§ **GOAL OF THE EXERCISE**: Whenever a line contains the string "your", copy it out of the entries.

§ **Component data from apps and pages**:
---

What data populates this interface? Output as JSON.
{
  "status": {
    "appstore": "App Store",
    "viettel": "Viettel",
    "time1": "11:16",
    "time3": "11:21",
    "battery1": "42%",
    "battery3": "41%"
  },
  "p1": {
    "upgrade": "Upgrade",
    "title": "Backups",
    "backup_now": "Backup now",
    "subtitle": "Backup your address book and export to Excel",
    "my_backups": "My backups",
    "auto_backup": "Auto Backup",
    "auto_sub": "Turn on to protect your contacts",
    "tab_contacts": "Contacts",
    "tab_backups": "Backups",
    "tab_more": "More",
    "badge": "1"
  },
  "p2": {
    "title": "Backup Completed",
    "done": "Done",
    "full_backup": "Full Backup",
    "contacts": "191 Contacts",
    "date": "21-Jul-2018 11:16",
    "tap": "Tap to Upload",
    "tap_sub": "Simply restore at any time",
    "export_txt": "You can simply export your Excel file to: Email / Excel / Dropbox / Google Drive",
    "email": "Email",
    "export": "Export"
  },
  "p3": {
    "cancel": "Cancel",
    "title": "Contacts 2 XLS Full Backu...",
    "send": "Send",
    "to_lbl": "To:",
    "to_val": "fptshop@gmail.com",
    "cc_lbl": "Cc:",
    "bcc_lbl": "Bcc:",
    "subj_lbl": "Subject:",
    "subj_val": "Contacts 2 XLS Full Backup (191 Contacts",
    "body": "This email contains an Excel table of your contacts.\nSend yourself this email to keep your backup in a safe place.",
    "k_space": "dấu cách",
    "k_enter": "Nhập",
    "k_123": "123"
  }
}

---

§ **RESPONSE TO THIS TASK**:
    "subtitle": "Backup your address book and export to Excel",
    "auto_sub": "Turn on to protect your contacts",
    "export_txt": "You can simply export your Excel file to: Email / Excel / Dropbox / Google Drive",
    "body": "This email contains an Excel table of your contacts.\nSend yourself this email to keep your backup in a safe place.",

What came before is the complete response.